It would help if you retyped the data exactly, leaving out the pictures.

^^^^^^^^^^^^^^^^

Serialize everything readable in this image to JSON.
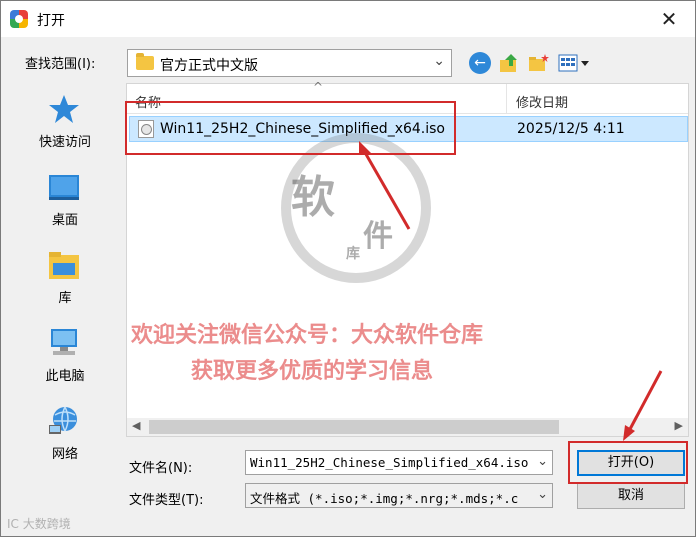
{
  "window": {
    "title": "打开",
    "close_glyph": "✕"
  },
  "look_in": {
    "label": "查找范围(I):",
    "value": "官方正式中文版",
    "chevron": "⌄"
  },
  "toolbar": {
    "back_glyph": "←"
  },
  "places": [
    {
      "label": "快速访问",
      "icon": "star-icon"
    },
    {
      "label": "桌面",
      "icon": "desktop-icon"
    },
    {
      "label": "库",
      "icon": "library-icon"
    },
    {
      "label": "此电脑",
      "icon": "computer-icon"
    },
    {
      "label": "网络",
      "icon": "network-icon"
    }
  ],
  "list": {
    "col_name": "名称",
    "col_date": "修改日期",
    "sort_caret": "^",
    "files": [
      {
        "name": "Win11_25H2_Chinese_Simplified_x64.iso",
        "date": "2025/12/5 4:11"
      }
    ]
  },
  "watermark": {
    "chars": [
      "软",
      "件",
      "库"
    ]
  },
  "promo": {
    "line1": "欢迎关注微信公众号：大众软件仓库",
    "line2": "获取更多优质的学习信息"
  },
  "filename": {
    "label": "文件名(N):",
    "value": "Win11_25H2_Chinese_Simplified_x64.iso",
    "chevron": "⌄"
  },
  "filetype": {
    "label": "文件类型(T):",
    "value": "文件格式 (*.iso;*.img;*.nrg;*.mds;*.c",
    "chevron": "⌄"
  },
  "buttons": {
    "open": "打开(O)",
    "cancel": "取消"
  },
  "corner_watermark": "IC 大数跨境",
  "colors": {
    "selection": "#cce8ff",
    "annotation_red": "#d22b2b",
    "accent": "#0078d7"
  }
}
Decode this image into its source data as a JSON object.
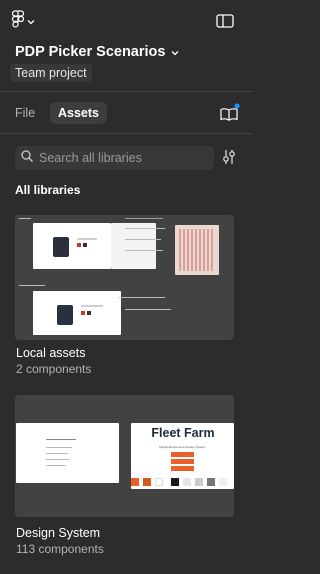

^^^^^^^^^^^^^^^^

### THE ANSWER:
Serialize everything readable in this image to JSON.
{
  "window": {
    "title": "打开",
    "close_glyph": "✕"
  },
  "look_in": {
    "label": "查找范围(I):",
    "value": "官方正式中文版",
    "chevron": "⌄"
  },
  "toolbar": {
    "back_glyph": "←"
  },
  "places": [
    {
      "label": "快速访问",
      "icon": "star-icon"
    },
    {
      "label": "桌面",
      "icon": "desktop-icon"
    },
    {
      "label": "库",
      "icon": "library-icon"
    },
    {
      "label": "此电脑",
      "icon": "computer-icon"
    },
    {
      "label": "网络",
      "icon": "network-icon"
    }
  ],
  "list": {
    "col_name": "名称",
    "col_date": "修改日期",
    "sort_caret": "^",
    "files": [
      {
        "name": "Win11_25H2_Chinese_Simplified_x64.iso",
        "date": "2025/12/5 4:11"
      }
    ]
  },
  "watermark": {
    "chars": [
      "软",
      "件",
      "库"
    ]
  },
  "promo": {
    "line1": "欢迎关注微信公众号：大众软件仓库",
    "line2": "获取更多优质的学习信息"
  },
  "filename": {
    "label": "文件名(N):",
    "value": "Win11_25H2_Chinese_Simplified_x64.iso",
    "chevron": "⌄"
  },
  "filetype": {
    "label": "文件类型(T):",
    "value": "文件格式 (*.iso;*.img;*.nrg;*.mds;*.c",
    "chevron": "⌄"
  },
  "buttons": {
    "open": "打开(O)",
    "cancel": "取消"
  },
  "corner_watermark": "IC 大数跨境",
  "colors": {
    "selection": "#cce8ff",
    "annotation_red": "#d22b2b",
    "accent": "#0078d7"
  }
}
Decode this image into its source data as a JSON object.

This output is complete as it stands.